▶ _WORK REQUEST_
Work out how many lines below contain the word "associazione". Only the number is wanted.
==== DATA RECORDS ====
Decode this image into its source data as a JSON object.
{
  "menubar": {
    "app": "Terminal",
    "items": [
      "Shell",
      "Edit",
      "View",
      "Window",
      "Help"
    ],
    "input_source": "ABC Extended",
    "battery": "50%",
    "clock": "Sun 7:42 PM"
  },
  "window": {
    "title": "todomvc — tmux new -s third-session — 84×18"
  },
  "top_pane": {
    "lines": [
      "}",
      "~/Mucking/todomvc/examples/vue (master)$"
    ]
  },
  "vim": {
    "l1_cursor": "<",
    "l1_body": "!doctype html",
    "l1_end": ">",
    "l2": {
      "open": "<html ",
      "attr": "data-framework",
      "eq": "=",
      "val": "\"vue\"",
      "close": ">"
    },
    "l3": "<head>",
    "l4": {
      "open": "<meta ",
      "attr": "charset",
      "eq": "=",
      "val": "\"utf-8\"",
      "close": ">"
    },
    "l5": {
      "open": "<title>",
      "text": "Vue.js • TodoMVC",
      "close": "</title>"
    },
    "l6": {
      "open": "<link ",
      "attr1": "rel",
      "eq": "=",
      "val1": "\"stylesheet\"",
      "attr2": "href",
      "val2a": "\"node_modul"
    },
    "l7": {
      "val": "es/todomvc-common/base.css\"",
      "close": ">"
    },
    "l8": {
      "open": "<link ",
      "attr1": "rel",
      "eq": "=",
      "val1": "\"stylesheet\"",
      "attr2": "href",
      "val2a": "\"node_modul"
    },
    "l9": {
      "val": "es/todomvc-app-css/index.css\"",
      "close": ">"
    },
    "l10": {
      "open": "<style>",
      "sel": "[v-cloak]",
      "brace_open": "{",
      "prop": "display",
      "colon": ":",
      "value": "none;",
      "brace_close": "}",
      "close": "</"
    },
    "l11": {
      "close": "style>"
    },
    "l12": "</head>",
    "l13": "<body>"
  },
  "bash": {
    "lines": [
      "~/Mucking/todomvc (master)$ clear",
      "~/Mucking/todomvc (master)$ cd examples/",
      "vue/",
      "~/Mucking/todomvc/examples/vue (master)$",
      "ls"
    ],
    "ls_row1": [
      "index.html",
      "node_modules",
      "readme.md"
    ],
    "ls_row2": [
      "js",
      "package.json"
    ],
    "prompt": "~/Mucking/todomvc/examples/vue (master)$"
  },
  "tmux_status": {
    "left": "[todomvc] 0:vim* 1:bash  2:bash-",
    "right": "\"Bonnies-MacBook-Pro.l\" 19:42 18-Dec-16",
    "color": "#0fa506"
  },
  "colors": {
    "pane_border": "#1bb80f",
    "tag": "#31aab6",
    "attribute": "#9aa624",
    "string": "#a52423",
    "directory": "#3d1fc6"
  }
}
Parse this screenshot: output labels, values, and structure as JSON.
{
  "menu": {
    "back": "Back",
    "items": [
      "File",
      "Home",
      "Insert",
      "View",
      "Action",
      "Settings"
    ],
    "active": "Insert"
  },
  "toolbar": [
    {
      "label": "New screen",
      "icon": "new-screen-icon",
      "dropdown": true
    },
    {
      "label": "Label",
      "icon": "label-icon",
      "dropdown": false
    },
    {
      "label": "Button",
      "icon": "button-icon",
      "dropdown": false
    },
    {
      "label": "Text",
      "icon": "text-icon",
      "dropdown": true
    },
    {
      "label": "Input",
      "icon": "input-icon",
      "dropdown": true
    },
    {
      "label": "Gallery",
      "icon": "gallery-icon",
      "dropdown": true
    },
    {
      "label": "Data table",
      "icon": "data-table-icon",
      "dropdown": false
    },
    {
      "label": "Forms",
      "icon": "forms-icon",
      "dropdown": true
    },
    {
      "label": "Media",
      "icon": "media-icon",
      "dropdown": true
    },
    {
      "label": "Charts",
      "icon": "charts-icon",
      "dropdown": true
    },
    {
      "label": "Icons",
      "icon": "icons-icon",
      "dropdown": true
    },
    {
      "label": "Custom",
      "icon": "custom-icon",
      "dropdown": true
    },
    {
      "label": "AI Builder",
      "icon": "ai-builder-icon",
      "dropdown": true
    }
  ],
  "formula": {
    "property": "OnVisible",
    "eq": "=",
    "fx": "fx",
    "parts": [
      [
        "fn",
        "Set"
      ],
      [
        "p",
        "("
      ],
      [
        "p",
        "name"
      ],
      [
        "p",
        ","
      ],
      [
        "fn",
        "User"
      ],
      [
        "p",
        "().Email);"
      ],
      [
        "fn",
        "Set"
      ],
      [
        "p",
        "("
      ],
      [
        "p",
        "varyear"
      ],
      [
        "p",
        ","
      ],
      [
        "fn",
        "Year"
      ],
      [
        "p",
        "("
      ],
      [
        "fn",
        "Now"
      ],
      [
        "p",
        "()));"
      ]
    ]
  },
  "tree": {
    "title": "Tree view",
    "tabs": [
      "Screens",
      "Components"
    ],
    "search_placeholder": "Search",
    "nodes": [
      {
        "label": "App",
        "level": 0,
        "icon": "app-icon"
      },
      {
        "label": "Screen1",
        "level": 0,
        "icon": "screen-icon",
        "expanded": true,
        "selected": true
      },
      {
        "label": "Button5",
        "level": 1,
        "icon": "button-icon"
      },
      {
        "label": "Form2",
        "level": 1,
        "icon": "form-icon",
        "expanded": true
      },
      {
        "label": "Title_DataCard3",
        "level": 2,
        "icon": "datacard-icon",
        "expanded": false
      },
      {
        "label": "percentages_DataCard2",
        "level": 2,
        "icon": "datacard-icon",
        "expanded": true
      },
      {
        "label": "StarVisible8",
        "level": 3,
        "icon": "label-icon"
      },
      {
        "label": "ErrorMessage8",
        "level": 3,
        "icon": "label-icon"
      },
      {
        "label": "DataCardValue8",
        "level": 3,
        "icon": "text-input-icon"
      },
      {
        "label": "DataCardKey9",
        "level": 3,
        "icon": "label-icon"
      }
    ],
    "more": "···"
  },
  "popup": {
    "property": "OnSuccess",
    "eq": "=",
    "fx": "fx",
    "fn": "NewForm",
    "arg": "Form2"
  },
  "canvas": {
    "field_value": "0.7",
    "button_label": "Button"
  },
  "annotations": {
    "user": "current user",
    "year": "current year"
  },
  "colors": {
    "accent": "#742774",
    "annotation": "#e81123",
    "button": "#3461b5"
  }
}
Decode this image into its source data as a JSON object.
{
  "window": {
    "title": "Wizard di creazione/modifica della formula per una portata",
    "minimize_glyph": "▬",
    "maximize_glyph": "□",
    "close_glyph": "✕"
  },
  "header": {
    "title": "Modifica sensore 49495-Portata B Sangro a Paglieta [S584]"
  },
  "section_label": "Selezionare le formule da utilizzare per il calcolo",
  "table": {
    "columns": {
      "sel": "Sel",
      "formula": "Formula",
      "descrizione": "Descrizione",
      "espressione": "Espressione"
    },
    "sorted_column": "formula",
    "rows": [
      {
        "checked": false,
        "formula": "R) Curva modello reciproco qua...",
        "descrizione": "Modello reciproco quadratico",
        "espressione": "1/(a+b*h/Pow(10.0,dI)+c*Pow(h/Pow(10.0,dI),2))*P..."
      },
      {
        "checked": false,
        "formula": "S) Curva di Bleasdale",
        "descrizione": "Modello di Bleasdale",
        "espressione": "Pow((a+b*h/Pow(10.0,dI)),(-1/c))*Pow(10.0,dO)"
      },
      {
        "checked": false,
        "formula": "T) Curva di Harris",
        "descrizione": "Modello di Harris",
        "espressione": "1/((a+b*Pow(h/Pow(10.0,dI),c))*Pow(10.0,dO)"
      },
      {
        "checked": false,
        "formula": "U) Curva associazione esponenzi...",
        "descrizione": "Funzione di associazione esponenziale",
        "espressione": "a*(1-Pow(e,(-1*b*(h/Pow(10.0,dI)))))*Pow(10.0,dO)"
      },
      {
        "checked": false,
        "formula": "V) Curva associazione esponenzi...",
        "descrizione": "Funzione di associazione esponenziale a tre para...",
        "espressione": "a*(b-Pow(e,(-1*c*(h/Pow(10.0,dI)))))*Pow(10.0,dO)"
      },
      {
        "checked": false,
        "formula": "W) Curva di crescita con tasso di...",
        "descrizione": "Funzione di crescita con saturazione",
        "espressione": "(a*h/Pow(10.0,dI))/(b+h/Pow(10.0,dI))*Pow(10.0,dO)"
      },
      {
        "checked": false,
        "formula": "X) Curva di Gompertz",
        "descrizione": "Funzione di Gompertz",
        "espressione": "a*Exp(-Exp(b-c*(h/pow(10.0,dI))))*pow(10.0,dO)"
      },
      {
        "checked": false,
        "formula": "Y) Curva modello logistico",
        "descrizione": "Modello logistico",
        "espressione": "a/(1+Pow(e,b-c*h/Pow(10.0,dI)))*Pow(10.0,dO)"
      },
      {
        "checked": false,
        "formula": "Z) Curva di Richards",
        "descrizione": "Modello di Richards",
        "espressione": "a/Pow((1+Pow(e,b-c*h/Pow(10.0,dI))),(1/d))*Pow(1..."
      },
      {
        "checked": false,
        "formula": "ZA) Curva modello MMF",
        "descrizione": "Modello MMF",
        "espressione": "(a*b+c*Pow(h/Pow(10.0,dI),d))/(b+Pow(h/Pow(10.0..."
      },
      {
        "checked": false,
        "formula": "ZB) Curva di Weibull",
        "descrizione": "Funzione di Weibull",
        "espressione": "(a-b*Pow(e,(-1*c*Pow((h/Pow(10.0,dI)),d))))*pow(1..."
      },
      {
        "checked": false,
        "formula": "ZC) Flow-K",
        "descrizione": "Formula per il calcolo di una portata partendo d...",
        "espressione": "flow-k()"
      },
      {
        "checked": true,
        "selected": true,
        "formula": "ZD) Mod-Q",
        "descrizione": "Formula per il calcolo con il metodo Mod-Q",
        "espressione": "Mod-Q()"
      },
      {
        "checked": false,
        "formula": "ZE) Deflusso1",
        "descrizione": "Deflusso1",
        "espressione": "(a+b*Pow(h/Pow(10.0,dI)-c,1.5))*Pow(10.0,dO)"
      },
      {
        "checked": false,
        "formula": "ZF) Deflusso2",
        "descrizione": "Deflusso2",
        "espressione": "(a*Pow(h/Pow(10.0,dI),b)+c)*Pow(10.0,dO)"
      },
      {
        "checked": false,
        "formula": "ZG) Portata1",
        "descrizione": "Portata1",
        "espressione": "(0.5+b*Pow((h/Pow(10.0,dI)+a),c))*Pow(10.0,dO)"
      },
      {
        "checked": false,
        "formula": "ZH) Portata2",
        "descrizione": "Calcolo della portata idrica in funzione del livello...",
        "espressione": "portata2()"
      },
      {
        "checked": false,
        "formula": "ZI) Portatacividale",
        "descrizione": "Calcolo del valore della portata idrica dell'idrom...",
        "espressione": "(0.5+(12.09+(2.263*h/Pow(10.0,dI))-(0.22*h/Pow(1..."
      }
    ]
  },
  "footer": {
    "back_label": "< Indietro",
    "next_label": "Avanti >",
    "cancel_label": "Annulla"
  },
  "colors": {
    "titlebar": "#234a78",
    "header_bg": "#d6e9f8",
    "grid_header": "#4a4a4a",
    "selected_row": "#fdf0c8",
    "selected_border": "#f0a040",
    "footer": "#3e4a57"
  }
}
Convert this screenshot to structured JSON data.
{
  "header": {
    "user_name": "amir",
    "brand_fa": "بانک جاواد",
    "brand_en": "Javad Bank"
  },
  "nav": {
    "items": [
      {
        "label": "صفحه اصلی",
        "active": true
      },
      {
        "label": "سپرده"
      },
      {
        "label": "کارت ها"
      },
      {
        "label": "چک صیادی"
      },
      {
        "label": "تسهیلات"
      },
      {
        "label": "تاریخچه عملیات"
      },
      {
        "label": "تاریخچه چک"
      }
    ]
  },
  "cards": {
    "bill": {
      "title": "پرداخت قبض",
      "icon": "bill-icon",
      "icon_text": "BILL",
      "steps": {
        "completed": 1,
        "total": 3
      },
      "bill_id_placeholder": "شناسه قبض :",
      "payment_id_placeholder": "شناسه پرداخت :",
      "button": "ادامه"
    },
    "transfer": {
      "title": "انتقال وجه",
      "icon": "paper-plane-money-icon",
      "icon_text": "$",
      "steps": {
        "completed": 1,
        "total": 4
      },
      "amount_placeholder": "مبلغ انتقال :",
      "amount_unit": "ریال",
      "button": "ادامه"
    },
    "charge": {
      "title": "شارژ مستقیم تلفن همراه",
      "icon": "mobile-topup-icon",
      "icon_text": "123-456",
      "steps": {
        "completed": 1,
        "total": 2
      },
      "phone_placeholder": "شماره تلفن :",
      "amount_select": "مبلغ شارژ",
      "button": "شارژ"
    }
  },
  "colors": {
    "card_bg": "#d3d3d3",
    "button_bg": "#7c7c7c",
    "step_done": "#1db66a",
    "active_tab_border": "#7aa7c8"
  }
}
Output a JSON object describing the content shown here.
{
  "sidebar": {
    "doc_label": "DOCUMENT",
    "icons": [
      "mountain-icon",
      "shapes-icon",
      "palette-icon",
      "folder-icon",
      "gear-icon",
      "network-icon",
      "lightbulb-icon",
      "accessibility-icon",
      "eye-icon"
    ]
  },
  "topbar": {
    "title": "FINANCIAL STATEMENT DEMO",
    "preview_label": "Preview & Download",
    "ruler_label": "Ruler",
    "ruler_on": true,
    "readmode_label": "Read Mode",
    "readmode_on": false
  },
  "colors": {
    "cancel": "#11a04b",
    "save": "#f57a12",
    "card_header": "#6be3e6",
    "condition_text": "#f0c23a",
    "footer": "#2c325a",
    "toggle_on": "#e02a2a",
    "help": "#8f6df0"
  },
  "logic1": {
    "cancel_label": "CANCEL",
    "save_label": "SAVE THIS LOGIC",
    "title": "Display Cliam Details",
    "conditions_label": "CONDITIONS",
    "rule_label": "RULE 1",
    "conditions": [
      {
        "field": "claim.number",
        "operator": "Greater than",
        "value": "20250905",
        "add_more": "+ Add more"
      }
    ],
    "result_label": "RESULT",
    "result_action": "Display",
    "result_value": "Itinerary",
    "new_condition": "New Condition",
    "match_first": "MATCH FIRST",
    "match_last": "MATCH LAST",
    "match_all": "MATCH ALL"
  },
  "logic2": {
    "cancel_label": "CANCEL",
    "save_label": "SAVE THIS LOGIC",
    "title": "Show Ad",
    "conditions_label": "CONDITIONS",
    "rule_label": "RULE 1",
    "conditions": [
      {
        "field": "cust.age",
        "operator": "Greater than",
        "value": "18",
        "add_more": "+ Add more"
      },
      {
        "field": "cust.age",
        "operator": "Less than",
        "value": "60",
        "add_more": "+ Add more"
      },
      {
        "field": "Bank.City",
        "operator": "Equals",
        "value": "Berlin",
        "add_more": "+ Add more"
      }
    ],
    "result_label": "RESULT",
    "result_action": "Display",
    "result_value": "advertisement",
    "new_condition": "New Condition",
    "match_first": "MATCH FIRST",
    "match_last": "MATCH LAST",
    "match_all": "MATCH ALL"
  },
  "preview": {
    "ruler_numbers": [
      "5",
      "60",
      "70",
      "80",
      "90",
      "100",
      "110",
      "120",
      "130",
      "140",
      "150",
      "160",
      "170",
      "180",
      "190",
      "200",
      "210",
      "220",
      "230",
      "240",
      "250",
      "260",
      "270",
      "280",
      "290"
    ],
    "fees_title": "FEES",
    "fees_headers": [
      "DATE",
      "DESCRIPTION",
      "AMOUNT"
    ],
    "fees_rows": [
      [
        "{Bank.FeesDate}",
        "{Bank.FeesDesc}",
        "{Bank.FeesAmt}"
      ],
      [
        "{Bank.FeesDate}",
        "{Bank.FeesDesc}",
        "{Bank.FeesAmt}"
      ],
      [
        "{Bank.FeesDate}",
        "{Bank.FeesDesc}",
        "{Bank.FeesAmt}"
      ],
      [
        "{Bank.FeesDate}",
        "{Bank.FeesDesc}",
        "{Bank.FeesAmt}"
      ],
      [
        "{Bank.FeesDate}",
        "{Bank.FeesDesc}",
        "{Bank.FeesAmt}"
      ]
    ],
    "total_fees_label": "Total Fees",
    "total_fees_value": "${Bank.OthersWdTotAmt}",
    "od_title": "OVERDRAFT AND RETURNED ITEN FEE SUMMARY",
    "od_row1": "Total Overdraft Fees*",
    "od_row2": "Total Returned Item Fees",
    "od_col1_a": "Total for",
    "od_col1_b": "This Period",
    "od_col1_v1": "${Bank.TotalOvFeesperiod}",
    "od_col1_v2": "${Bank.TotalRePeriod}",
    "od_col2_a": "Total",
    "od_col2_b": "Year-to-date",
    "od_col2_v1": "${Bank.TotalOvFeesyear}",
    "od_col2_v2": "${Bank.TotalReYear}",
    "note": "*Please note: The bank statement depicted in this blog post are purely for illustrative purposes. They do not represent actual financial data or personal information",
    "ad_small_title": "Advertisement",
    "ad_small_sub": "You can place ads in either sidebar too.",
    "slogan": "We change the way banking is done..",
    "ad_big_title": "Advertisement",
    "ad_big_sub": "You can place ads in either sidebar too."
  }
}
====
▶ _SOLUTION TO THIS PROBLEM_
4